28 August 2007

dimensional analysis and modified Newtonian dynamics

I just finished reading Lee Smolin's book The Trouble With Physics: The Rise of String Theory, The Fall of a Science, and What Comes Next. It's really two books in one -- one about the history of modern physics (including, roughly speaking, how the string theorists have taken over) and one about how Smolin believes this is a Bad Idea. Apparently string theory doesn't look so promising these days, and yet the string theorists still dominate physics departments. He's currently at the Perimeter Institute, one of the aims of which is to break down this orthodoxy and give its researchers the freedom to pursue their interests.

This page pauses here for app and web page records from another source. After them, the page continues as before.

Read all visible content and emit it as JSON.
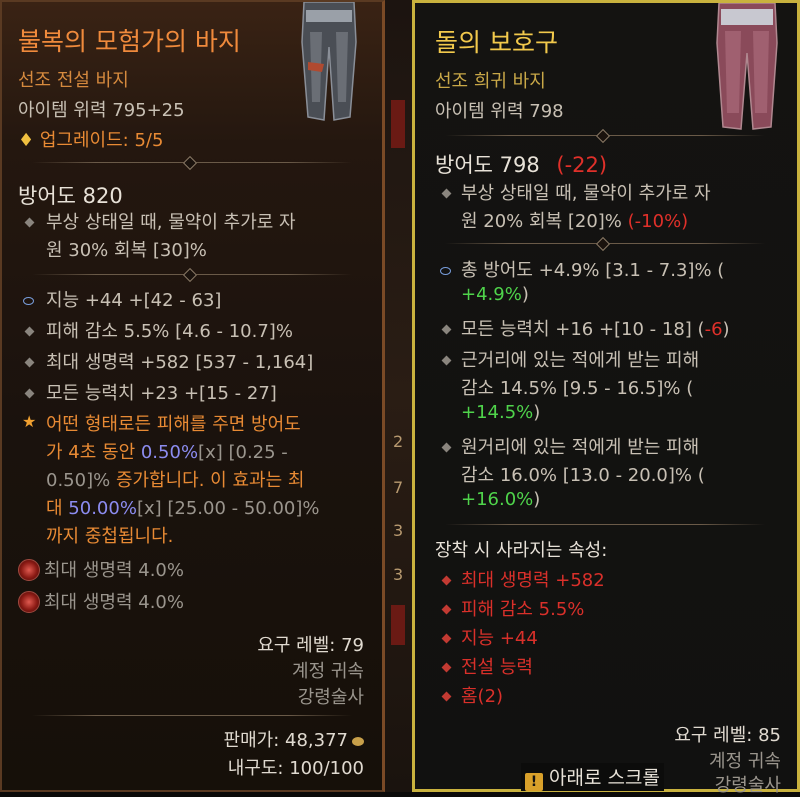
{
  "left": {
    "title": "불복의 모험가의 바지",
    "subtype": "선조 전설 바지",
    "item_power": "아이템 위력 795+25",
    "upgrade": "업그레이드: 5/5",
    "armor": "방어도 820",
    "implicit": [
      "부상 상태일 때, 물약이 추가로 자",
      "원 30% 회복 [30]%"
    ],
    "affixes": [
      "지능 +44 +[42 - 63]",
      "피해 감소 5.5% [4.6 - 10.7]%",
      "최대 생명력 +582 [537 - 1,164]",
      "모든 능력치 +23 +[15 - 27]"
    ],
    "legendary": {
      "line1": "어떤 형태로든 피해를 주면 방어도",
      "line2_a": "가 4초 동안 ",
      "line2_b": "0.50%",
      "line2_c": "[x] [0.25 -",
      "line3_a": "0.50]%",
      "line3_b": " 증가합니다. 이 효과는 최",
      "line4_a": "대 ",
      "line4_b": "50.00%",
      "line4_c": "[x] [25.00 - 50.00]%",
      "line5": "까지 중첩됩니다."
    },
    "sockets": [
      "최대 생명력 4.0%",
      "최대 생명력 4.0%"
    ],
    "req_level": "요구 레벨: 79",
    "account_bound": "계정 귀속",
    "class": "강령술사",
    "sell_price": "판매가: 48,377",
    "durability": "내구도: 100/100"
  },
  "middle": {
    "digits": [
      "2",
      "7",
      "3",
      "3"
    ]
  },
  "right": {
    "title": "돌의 보호구",
    "subtype": "선조 희귀 바지",
    "item_power": "아이템 위력 798",
    "armor": "방어도 798",
    "armor_diff": "(-22)",
    "implicit_1": "부상 상태일 때, 물약이 추가로 자",
    "implicit_2a": "원 20% 회복 [20]% ",
    "implicit_2b": "(-10%)",
    "affix1_a": "총 방어도 +4.9% [3.1 - 7.3]% (",
    "affix1_b": "+4.9%",
    "affix1_c": ")",
    "affix2_a": "모든 능력치 +16 +[10 - 18] (",
    "affix2_b": "-6",
    "affix2_c": ")",
    "affix3_1": "근거리에 있는 적에게 받는 피해",
    "affix3_2": "감소 14.5% [9.5 - 16.5]% (",
    "affix3_3a": "+14.5%",
    "affix3_3b": ")",
    "affix4_1": "원거리에 있는 적에게 받는 피해",
    "affix4_2": "감소 16.0% [13.0 - 20.0]% (",
    "affix4_3a": "+16.0%",
    "affix4_3b": ")",
    "lost_header": "장착 시 사라지는 속성:",
    "lost": [
      "최대 생명력 +582",
      "피해 감소 5.5%",
      "지능 +44",
      "전설 능력",
      "홈(2)"
    ],
    "req_level": "요구 레벨: 85",
    "account_bound": "계정 귀속",
    "class": "강령술사",
    "scroll_hint": "아래로 스크롤"
  },
  "colors": {
    "legendary_orange": "#f08a3c",
    "rare_yellow": "#f2c94c",
    "border_gold": "#c9b23e",
    "negative_red": "#e0302a",
    "positive_green": "#4fd44b"
  },
  "icons": [
    "diamond-bullet-icon",
    "ring-bullet-icon",
    "star-bullet-icon",
    "ruby-socket-icon",
    "gold-coin-icon",
    "scroll-warning-icon"
  ]
}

Smolin, in examining possible research questions for the future, considers that perhaps it would be a good idea to try to find new interpretations of already surprising facts. For example, consider the length scale implied by the "cosmological constant", which is the length scale over which the universe is curved; this he calls R, which is about 10 billion light-years. What else happens on this scale? The obvious thing is, of course, the universe as a whole. But it turns out that c2/R also seems to be an intersting scale to look at. The constant c2/R (where c is the speed of light) has the units of acceleration, and is about 10-8 centimeters per second. It seems, actually, that Newton's law of gravitation might break down for very small accelerations; this is Mordehai Milgrom's theory of modified Newtonian dynamics (MOND). This can be seen by looking at stars orbiting the center of their galaxies; when the acceleration due to gravity is greater than this critical value, Newtonian gravity seems to work, but when it's less than this critical value it doesn't. When you get below the critical value, it appears that gravitational force falls off only as the inverse distance, not the inverse square distance.

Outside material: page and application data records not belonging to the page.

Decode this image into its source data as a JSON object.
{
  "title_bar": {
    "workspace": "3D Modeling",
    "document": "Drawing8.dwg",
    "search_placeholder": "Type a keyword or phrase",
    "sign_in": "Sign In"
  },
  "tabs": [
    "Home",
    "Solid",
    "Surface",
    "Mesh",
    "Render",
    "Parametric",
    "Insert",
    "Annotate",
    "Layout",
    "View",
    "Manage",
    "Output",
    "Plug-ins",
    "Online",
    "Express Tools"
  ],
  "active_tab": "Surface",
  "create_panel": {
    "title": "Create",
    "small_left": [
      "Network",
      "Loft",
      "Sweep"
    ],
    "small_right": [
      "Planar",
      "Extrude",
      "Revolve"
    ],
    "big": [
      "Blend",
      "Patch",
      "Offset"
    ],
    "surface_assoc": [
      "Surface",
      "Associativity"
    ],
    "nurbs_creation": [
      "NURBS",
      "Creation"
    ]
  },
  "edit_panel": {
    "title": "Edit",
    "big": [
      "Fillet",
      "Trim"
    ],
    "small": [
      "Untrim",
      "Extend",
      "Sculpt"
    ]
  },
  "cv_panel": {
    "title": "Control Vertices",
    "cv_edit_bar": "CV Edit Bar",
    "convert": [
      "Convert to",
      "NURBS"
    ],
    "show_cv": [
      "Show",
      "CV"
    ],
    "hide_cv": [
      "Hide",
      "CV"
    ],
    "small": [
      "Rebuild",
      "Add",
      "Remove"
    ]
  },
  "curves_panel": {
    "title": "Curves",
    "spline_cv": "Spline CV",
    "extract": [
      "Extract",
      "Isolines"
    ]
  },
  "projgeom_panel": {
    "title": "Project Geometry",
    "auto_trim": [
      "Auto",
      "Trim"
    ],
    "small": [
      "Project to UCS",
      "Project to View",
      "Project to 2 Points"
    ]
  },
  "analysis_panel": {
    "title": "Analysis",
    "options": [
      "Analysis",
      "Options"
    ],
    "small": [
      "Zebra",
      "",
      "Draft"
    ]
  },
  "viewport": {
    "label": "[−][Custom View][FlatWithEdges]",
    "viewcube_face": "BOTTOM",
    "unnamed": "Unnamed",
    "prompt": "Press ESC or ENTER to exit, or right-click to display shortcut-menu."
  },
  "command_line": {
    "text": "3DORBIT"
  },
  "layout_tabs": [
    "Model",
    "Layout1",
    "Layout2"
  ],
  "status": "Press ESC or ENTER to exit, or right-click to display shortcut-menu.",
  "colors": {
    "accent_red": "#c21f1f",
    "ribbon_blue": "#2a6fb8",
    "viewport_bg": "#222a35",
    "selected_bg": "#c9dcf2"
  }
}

When I read this, though, I was a bit skeptical, because Smolin says that when the acceleration is small, it varies as the square root of mass. This seems to violate everything I know; shouldn't forces be additive? If I'm reading Smolin's version correctly, it's saying that a galaxy four times as heavy should produce an acceleration only twice as large... but only if you view that galactic center as one large object, and not four smaller ones. A bit more ridiculously, consider a galactic center of mass M. It exerts a certain force F on some object far away. But now view that same center as k2 centers of mass M/k2. Then each of those centers exerts a force F/k on the object; the total force on the object is thus k2(F/k) = kF. How does the galactic center "know" whether it's one object or many?

I don't see this criticism anywhere, and it seems so obvious... but I'm not sure whether the issue is with MOND as a theory, with Smolin's summary of it, or with my own understanding of physics.


Blake Stacey said...

From what I've read, Smolin seems to have his own private version of physics history, one which doesn't tally very well with how other people were spending the 1990s. Joe Polchinski sez:

As Sean [Carroll] points out at length, there is a world of difference between 'X has not been shown' and 'Not-X is predicted.' Now you change the subject to the former, but in your book you have told a detailed, specific, and compelling story of the latter. Amos and many others have found this to be "the most persuasive thing in the book," and yet it is sheer fiction. To repeat: my review pointed out that your story was manifestly inconsistent with the history of string theory; you came back in your response with an explanation that made no logical sense; now you blame differing memories, change the subject, and express annoyance at having your facts challenged.

The actual physics grows more interesting the deeper you look and the farther you move from the same old tired arguments which get trotted out again and again. Moreover, the state of the subject itself has only a small correlation with the way people outside physics have been talking about it.

Blake Stacey said...

And, of course, vocal proponents of MOND are receding into the aether now that we're actually mapping the distribution of dark matter. I mean, you can keep modifying Newtonian gravity in more and more exotic ways, but eventually, your audience is going to pull out Occam's Broadsword and chop your PowerPoint presentation into little bits.